For the more adventurous travelers in search of hitou, signposts were put up guiding travelers to the more remote and hard-to-find hot springs. There are hitou in many parts of the country. On top of the excitement of visiting hitou, is the actual adventure of making one’s way there. Trains and buses usually are long and infrequent, yet scenery is stunning and the convenience of the city is sacrificed for the peace, calm and tranquility of rural Japan. Be warned, if you visit one of hitou, you might get hooked.
Ubayu Onsen Masugataya, Yamagata Prefecture
Ubayu Onsen, literally nanny bath, has a long history dating back to 1533 when a miner went to the mountain in search of gold. He fell asleep and dreamt of an old woman with long black hair holding a baby in her arms. She told the miner to cease his greedy quest for gold and to look after the hot spring instead. It has been popular ever since. Open for business from early April until November, this is a rough and wild hot spring located in a high valley in the mountains.

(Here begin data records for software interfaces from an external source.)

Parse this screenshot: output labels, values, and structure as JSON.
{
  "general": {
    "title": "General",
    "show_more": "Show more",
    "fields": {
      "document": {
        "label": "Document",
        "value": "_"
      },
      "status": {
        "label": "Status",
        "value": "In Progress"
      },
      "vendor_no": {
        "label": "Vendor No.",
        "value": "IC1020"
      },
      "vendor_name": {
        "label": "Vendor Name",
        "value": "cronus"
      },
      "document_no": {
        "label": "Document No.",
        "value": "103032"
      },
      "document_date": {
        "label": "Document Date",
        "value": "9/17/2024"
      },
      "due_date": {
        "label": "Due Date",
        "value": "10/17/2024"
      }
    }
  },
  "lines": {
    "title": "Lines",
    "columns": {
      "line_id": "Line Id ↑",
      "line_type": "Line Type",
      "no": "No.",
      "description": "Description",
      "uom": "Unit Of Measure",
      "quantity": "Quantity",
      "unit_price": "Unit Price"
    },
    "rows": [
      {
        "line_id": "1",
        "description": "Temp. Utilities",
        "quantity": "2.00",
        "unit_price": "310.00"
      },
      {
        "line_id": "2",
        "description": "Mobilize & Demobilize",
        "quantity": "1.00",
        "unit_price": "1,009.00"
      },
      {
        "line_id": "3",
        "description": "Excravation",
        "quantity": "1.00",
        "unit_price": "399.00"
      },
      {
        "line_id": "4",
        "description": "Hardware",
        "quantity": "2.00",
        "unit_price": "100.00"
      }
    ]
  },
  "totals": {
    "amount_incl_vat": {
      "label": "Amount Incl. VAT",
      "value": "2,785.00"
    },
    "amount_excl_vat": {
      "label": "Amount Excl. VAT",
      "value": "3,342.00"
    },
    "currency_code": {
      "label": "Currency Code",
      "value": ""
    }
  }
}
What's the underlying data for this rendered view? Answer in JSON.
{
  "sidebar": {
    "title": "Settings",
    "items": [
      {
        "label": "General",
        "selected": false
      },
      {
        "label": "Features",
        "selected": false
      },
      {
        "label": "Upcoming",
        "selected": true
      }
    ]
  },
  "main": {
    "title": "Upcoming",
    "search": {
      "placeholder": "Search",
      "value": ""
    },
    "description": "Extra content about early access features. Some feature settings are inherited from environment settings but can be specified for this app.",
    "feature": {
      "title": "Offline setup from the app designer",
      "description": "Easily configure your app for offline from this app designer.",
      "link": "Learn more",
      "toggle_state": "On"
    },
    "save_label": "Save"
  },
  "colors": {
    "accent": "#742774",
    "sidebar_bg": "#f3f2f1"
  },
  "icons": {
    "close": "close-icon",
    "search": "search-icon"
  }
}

Namegawa Onsen Fukushimaya, Yamagata Prefecture
Situated 850 meters high up in the mountains, set in the fold of a valley running through the forest, this hot spring has a history of some 270 years. The name of the onsen, Namegawa, comes from the story of its discovery: a man was trying to cross a river, slipped and put his hands on a hot stone. Hence Slip River onsen was born. The lodge associated with the hot spring, Fukushimaya, was built around 200 years ago and has a wonderfully rustic charm to it. It is a place to relax in peace and quiet with a book.
Takayu Onsen Azumaya, Fukushima Prefecture
Arriving at this 10-roomed onsen lodge, one is immediately greeted by the distinctive eggy smell of sulfur. This hot spring’s history dates back to 1607. The owner of the lodge is enthusiastic and friendly, who has a firm policy about running a lodge attached to a hot spring. “It’s no use getting into this business for money. You’ve got to do it for the love of it.” The hot springs at Azumaya certainly reflect the love that the owner has put into his work. The waters are an unforgettable blue, and 100% spring-sourced.
Marukoma Onsen, Hokkaido
Marukoma Onsen is a delightful onsen situated on the shores of Lake Shikotsu in Hokkaido. Opened in 1915, the hot spring was originally only accessible by boat across the lake. Now, a road has been built making it easier to get to. The open-air bath is distinctly memorable, being partially connected to the lake it looks out across. Hot water rises up from the gravel base of the bath, keeping you nice and warm to admire the view. A morning bath with mist rising off the lake will definitely give you an unforgettable experience.